* **Directions**: Filter out all lines without the word "July" from the data below, please, and copy the rest.

* **Dataset rows for apps and sites**:
=== Section Start ===
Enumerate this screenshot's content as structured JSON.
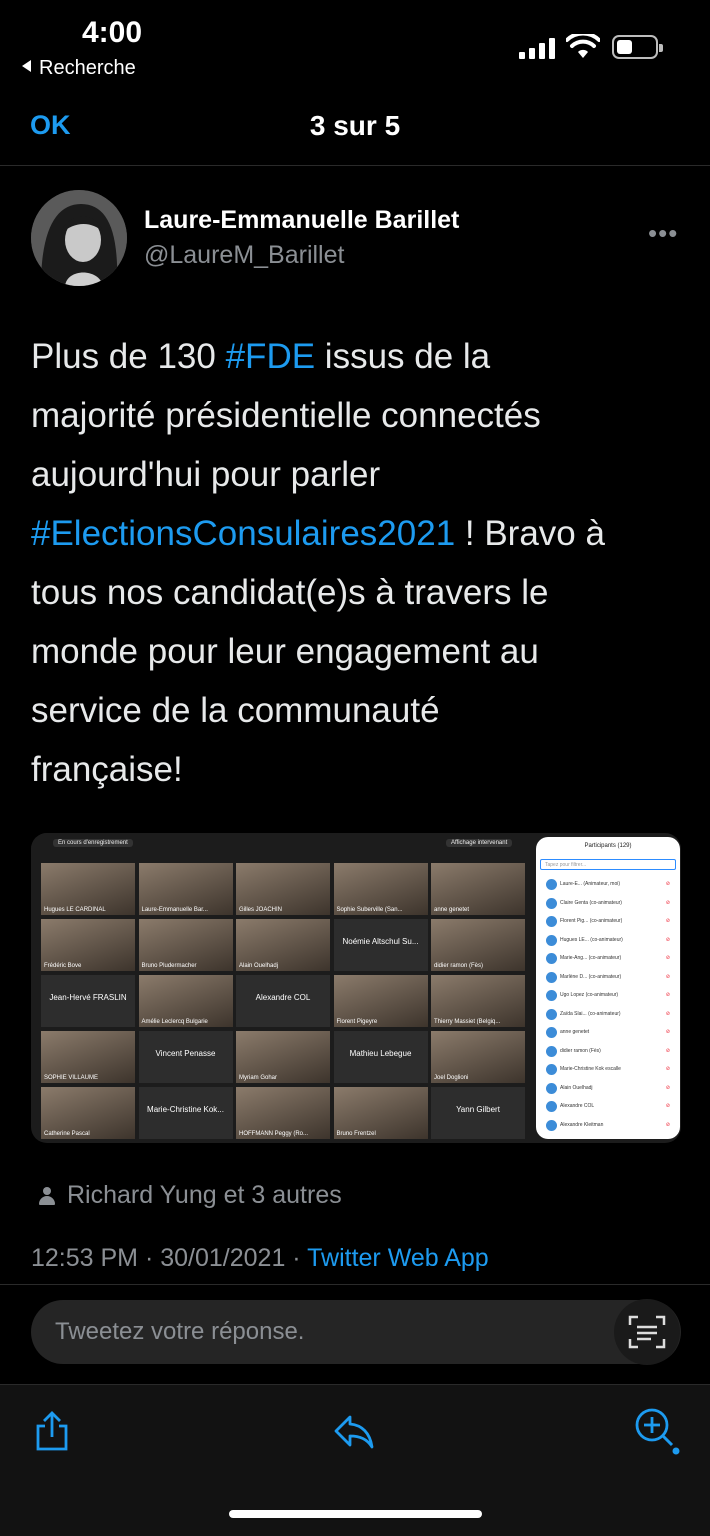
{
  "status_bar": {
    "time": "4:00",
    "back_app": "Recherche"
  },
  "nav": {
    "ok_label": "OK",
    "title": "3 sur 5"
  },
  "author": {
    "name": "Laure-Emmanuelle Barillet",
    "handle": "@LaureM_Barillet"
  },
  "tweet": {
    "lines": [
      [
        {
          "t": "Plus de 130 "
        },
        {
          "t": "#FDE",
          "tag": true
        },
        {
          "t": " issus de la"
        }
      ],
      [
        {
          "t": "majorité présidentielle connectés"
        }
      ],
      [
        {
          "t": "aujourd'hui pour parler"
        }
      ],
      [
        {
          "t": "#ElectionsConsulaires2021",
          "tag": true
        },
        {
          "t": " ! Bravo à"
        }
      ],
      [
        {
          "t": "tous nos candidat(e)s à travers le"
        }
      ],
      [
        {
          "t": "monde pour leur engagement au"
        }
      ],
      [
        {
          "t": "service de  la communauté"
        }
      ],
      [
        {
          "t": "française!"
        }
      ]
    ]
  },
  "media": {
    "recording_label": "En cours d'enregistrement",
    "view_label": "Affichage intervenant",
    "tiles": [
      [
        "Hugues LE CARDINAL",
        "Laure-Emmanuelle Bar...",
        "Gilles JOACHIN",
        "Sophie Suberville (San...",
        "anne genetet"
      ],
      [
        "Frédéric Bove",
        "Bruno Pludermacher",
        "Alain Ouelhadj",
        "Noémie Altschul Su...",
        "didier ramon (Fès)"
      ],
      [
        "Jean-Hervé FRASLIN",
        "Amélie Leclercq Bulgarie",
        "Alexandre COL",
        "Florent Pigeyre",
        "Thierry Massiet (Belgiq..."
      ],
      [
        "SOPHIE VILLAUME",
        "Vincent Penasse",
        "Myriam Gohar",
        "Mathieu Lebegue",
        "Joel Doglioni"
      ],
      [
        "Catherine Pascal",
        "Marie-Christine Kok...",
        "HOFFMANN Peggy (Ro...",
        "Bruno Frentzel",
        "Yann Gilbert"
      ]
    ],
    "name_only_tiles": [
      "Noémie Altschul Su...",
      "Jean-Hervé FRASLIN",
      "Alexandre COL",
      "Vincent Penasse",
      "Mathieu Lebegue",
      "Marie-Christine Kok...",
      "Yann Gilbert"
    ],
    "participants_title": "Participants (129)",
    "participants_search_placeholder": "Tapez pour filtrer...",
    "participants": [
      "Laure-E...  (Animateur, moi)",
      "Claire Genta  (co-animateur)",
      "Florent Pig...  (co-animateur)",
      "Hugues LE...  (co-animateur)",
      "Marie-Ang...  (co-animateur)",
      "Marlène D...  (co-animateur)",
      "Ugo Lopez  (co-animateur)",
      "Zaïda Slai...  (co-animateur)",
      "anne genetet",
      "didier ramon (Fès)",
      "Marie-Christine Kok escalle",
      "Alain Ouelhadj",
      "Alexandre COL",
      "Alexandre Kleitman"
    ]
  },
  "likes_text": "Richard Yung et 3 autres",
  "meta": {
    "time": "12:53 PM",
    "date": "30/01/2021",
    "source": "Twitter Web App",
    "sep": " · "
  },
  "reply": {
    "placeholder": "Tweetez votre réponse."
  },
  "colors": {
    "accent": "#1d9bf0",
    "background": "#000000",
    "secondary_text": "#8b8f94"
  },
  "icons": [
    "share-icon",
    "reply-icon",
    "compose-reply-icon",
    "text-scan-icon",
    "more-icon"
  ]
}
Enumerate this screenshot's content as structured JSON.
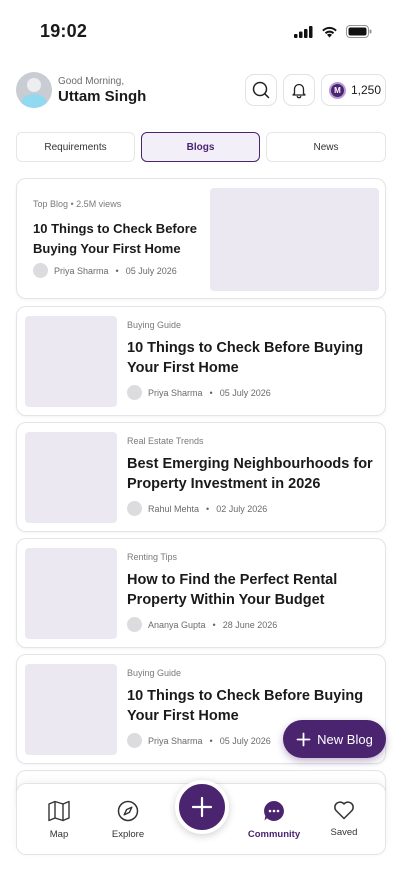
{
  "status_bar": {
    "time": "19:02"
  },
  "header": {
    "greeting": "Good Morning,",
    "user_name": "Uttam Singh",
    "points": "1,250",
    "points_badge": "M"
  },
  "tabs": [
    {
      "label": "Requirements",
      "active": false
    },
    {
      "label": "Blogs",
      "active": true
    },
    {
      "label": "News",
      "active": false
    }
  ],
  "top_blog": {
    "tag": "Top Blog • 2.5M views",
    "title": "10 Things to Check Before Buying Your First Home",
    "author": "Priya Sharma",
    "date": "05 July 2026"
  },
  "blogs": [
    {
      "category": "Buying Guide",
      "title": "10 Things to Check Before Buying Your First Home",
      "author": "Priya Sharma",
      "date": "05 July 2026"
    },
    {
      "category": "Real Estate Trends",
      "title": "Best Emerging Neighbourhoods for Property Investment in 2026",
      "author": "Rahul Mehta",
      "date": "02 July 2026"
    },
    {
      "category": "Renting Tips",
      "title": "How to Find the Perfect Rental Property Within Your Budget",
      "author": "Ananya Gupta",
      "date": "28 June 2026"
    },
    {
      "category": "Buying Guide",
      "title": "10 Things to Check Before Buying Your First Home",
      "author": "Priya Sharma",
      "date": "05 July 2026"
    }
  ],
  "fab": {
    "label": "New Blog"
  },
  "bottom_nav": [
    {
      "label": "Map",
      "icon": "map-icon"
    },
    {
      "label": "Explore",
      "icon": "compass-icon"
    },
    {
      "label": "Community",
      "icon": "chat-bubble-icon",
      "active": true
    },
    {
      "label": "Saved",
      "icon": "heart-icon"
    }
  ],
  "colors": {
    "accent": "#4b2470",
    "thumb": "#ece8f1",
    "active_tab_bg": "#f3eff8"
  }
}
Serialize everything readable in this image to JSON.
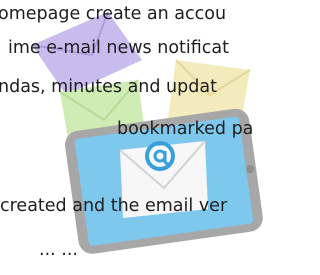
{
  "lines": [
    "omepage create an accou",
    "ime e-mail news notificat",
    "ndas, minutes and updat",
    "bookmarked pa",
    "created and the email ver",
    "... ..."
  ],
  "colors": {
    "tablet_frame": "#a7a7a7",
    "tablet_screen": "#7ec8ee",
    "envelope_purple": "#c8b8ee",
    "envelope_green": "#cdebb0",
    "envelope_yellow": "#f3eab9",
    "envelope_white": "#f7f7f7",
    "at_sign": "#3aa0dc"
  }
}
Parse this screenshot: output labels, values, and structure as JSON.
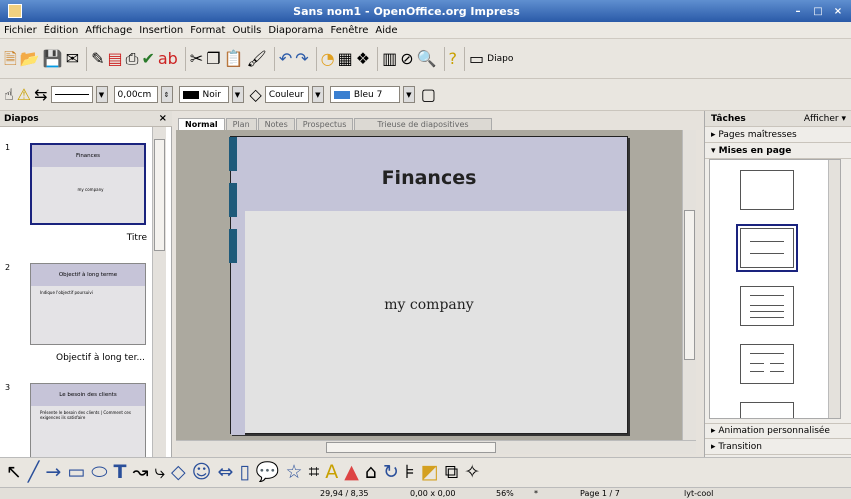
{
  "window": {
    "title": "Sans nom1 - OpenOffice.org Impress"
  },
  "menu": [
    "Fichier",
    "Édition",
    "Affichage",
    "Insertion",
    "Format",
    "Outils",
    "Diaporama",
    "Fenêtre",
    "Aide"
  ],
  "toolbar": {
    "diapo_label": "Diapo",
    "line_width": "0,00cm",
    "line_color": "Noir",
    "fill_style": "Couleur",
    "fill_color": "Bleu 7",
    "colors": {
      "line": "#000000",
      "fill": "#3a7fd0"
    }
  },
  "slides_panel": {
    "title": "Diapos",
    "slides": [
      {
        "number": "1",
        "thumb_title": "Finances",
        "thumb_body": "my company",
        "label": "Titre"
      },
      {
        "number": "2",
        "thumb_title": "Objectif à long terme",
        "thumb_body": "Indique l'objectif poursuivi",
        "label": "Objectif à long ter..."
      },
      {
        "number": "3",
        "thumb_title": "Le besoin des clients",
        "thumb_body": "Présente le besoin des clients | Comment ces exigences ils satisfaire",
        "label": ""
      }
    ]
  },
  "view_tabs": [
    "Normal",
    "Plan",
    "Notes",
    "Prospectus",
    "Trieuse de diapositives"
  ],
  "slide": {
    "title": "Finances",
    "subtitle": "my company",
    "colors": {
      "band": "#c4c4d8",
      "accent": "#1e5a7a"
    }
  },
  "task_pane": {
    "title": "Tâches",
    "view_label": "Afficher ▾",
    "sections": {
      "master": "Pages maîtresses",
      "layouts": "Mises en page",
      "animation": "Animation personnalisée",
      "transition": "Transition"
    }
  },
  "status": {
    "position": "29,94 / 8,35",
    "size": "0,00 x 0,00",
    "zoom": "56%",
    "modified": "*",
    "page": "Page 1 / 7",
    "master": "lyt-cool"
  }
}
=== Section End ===
* **Result below**:
    "date": "05 July 2026"
      "date": "05 July 2026"
      "date": "02 July 2026"
      "date": "05 July 2026"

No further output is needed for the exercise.